▸ **INPUT**
*** Block opens ***
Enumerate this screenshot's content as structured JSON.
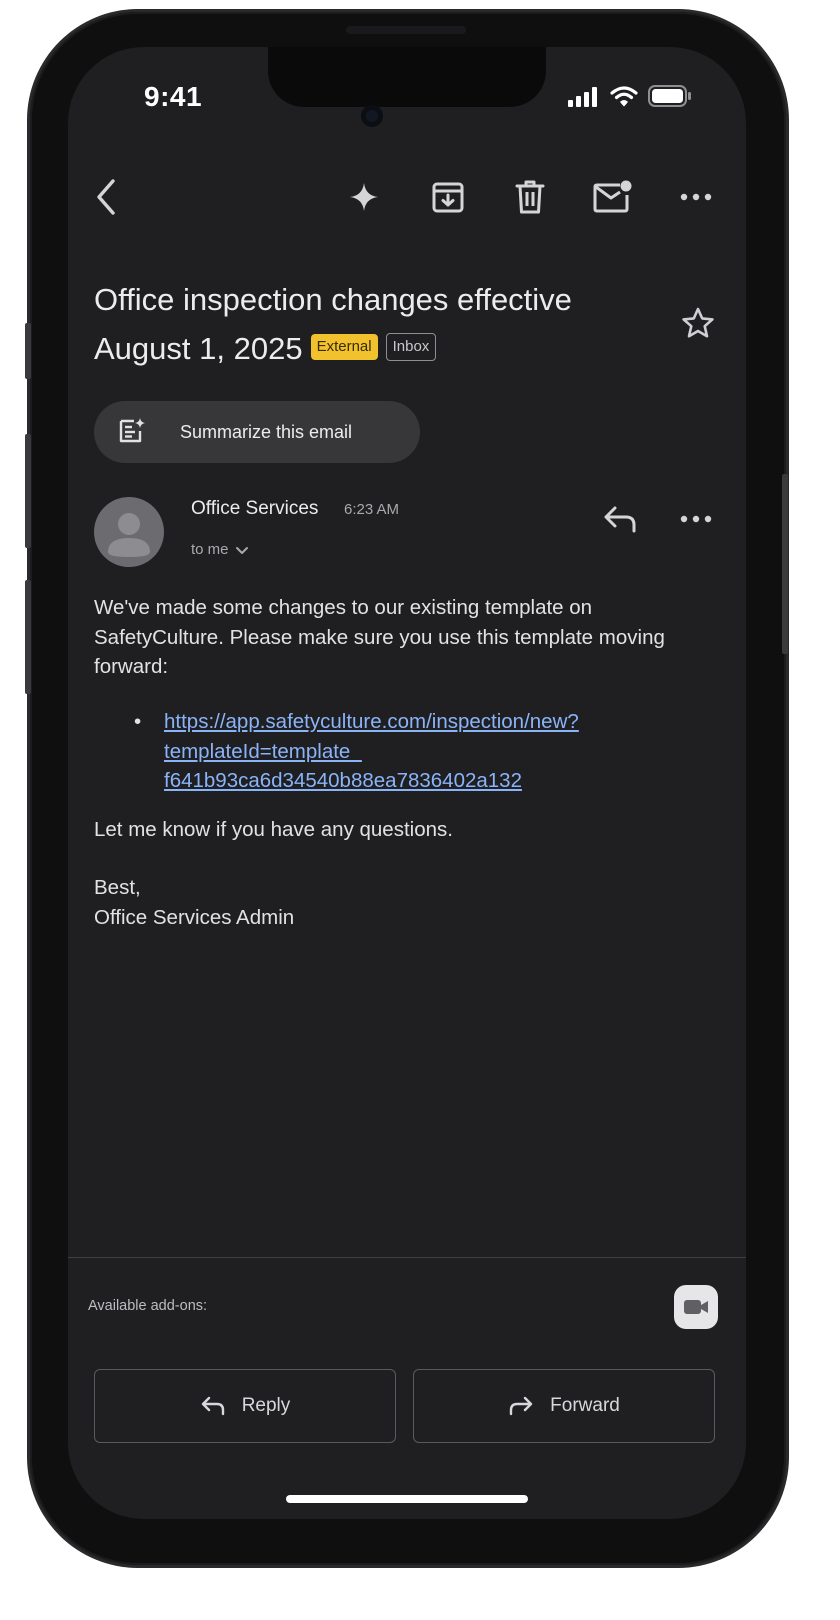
{
  "status_bar": {
    "time": "9:41"
  },
  "toolbar": {
    "back_icon": "chevron-left-icon",
    "icons": [
      "sparkle-icon",
      "archive-icon",
      "trash-icon",
      "mark-unread-icon",
      "more-icon"
    ]
  },
  "email": {
    "subject": "Office inspection changes effective August 1, 2025",
    "labels": {
      "external": "External",
      "inbox": "Inbox"
    },
    "summarize_label": "Summarize this email",
    "sender": "Office Services",
    "time": "6:23 AM",
    "recipient": "to me",
    "body": {
      "intro": "We've made some changes to our existing template on SafetyCulture. Please make sure you use this template moving forward:",
      "link_lines": [
        "https://app.safetyculture.com/inspection/new?",
        "templateId=template_",
        "f641b93ca6d34540b88ea7836402a132"
      ],
      "closing": "Let me know if you have any questions.",
      "signoff_1": "Best,",
      "signoff_2": "Office Services Admin"
    }
  },
  "footer": {
    "addons_label": "Available add-ons:",
    "reply_label": "Reply",
    "forward_label": "Forward"
  },
  "colors": {
    "background": "#1f1f21",
    "link": "#8ab4f8",
    "external_tag": "#f2c12e"
  }
}
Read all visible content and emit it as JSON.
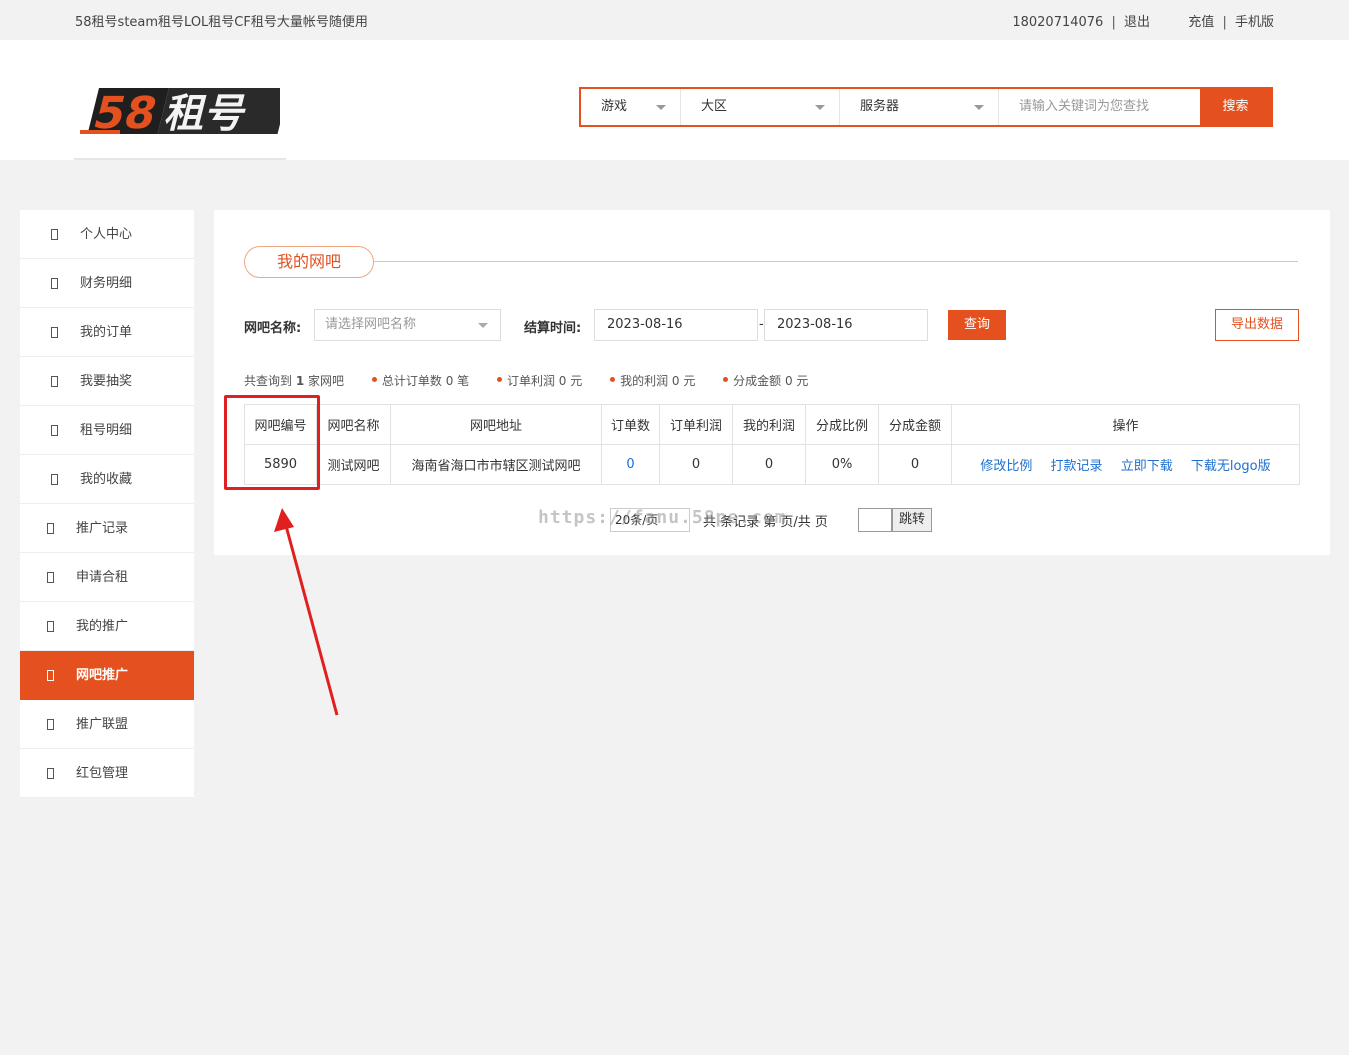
{
  "topbar": {
    "slogan": "58租号steam租号LOL租号CF租号大量帐号随便用",
    "phone": "18020714076",
    "logout": "退出",
    "recharge": "充值",
    "mobile": "手机版",
    "sep": "|"
  },
  "logo": {
    "text": "58租号"
  },
  "search": {
    "game": "游戏",
    "region": "大区",
    "server": "服务器",
    "placeholder": "请输入关键词为您查找",
    "button": "搜索"
  },
  "sidebar": {
    "items": [
      {
        "label": "个人中心",
        "active": false
      },
      {
        "label": "财务明细",
        "active": false
      },
      {
        "label": "我的订单",
        "active": false
      },
      {
        "label": "我要抽奖",
        "active": false
      },
      {
        "label": "租号明细",
        "active": false
      },
      {
        "label": "我的收藏",
        "active": false
      },
      {
        "label": "推广记录",
        "active": false
      },
      {
        "label": "申请合租",
        "active": false
      },
      {
        "label": "我的推广",
        "active": false
      },
      {
        "label": "网吧推广",
        "active": true
      },
      {
        "label": "推广联盟",
        "active": false
      },
      {
        "label": "红包管理",
        "active": false
      }
    ]
  },
  "main": {
    "title": "我的网吧",
    "filters": {
      "name_label": "网吧名称:",
      "name_placeholder": "请选择网吧名称",
      "time_label": "结算时间:",
      "date_from": "2023-08-16",
      "dash": "-",
      "date_to": "2023-08-16",
      "query": "查询",
      "export": "导出数据"
    },
    "stats": {
      "prefix": "共查询到",
      "count": "1",
      "suffix": "家网吧",
      "orders": "总计订单数 0 笔",
      "order_profit": "订单利润 0 元",
      "my_profit": "我的利润 0 元",
      "share_amount": "分成金额 0 元"
    },
    "table": {
      "headers": [
        "网吧编号",
        "网吧名称",
        "网吧地址",
        "订单数",
        "订单利润",
        "我的利润",
        "分成比例",
        "分成金额",
        "操作"
      ],
      "rows": [
        {
          "id": "5890",
          "name": "测试网吧",
          "address": "海南省海口市市辖区测试网吧",
          "orders": "0",
          "order_profit": "0",
          "my_profit": "0",
          "ratio": "0%",
          "amount": "0",
          "ops": [
            "修改比例",
            "打款记录",
            "立即下载",
            "下载无logo版"
          ]
        }
      ]
    },
    "pager": {
      "per_page": "20条/页",
      "info": "共 条记录 第 页/共 页",
      "go": "跳转"
    },
    "watermark": "https://fanu.58pe.com"
  },
  "colors": {
    "accent": "#e4511f",
    "link": "#1e6fd0",
    "highlight": "#e02020"
  }
}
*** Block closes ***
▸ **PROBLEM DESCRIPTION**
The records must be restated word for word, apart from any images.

▸ **FINISHED TASK**
Enumerate this screenshot's content as structured JSON.
{
  "status_bar": {
    "time": "9:41"
  },
  "toolbar": {
    "back_icon": "chevron-left-icon",
    "icons": [
      "sparkle-icon",
      "archive-icon",
      "trash-icon",
      "mark-unread-icon",
      "more-icon"
    ]
  },
  "email": {
    "subject": "Office inspection changes effective August 1, 2025",
    "labels": {
      "external": "External",
      "inbox": "Inbox"
    },
    "summarize_label": "Summarize this email",
    "sender": "Office Services",
    "time": "6:23 AM",
    "recipient": "to me",
    "body": {
      "intro": "We've made some changes to our existing template on SafetyCulture. Please make sure you use this template moving forward:",
      "link_lines": [
        "https://app.safetyculture.com/inspection/new?",
        "templateId=template_",
        "f641b93ca6d34540b88ea7836402a132"
      ],
      "closing": "Let me know if you have any questions.",
      "signoff_1": "Best,",
      "signoff_2": "Office Services Admin"
    }
  },
  "footer": {
    "addons_label": "Available add-ons:",
    "reply_label": "Reply",
    "forward_label": "Forward"
  },
  "colors": {
    "background": "#1f1f21",
    "link": "#8ab4f8",
    "external_tag": "#f2c12e"
  }
}
Read all visible content and emit it as JSON.
{
  "topbar": {
    "slogan": "58租号steam租号LOL租号CF租号大量帐号随便用",
    "phone": "18020714076",
    "logout": "退出",
    "recharge": "充值",
    "mobile": "手机版",
    "sep": "|"
  },
  "logo": {
    "text": "58租号"
  },
  "search": {
    "game": "游戏",
    "region": "大区",
    "server": "服务器",
    "placeholder": "请输入关键词为您查找",
    "button": "搜索"
  },
  "sidebar": {
    "items": [
      {
        "label": "个人中心",
        "active": false
      },
      {
        "label": "财务明细",
        "active": false
      },
      {
        "label": "我的订单",
        "active": false
      },
      {
        "label": "我要抽奖",
        "active": false
      },
      {
        "label": "租号明细",
        "active": false
      },
      {
        "label": "我的收藏",
        "active": false
      },
      {
        "label": "推广记录",
        "active": false
      },
      {
        "label": "申请合租",
        "active": false
      },
      {
        "label": "我的推广",
        "active": false
      },
      {
        "label": "网吧推广",
        "active": true
      },
      {
        "label": "推广联盟",
        "active": false
      },
      {
        "label": "红包管理",
        "active": false
      }
    ]
  },
  "main": {
    "title": "我的网吧",
    "filters": {
      "name_label": "网吧名称:",
      "name_placeholder": "请选择网吧名称",
      "time_label": "结算时间:",
      "date_from": "2023-08-16",
      "dash": "-",
      "date_to": "2023-08-16",
      "query": "查询",
      "export": "导出数据"
    },
    "stats": {
      "prefix": "共查询到",
      "count": "1",
      "suffix": "家网吧",
      "orders": "总计订单数 0 笔",
      "order_profit": "订单利润 0 元",
      "my_profit": "我的利润 0 元",
      "share_amount": "分成金额 0 元"
    },
    "table": {
      "headers": [
        "网吧编号",
        "网吧名称",
        "网吧地址",
        "订单数",
        "订单利润",
        "我的利润",
        "分成比例",
        "分成金额",
        "操作"
      ],
      "rows": [
        {
          "id": "5890",
          "name": "测试网吧",
          "address": "海南省海口市市辖区测试网吧",
          "orders": "0",
          "order_profit": "0",
          "my_profit": "0",
          "ratio": "0%",
          "amount": "0",
          "ops": [
            "修改比例",
            "打款记录",
            "立即下载",
            "下载无logo版"
          ]
        }
      ]
    },
    "pager": {
      "per_page": "20条/页",
      "info": "共 条记录 第 页/共 页",
      "go": "跳转"
    },
    "watermark": "https://fanu.58pe.com"
  },
  "colors": {
    "accent": "#e4511f",
    "link": "#1e6fd0",
    "highlight": "#e02020"
  }
}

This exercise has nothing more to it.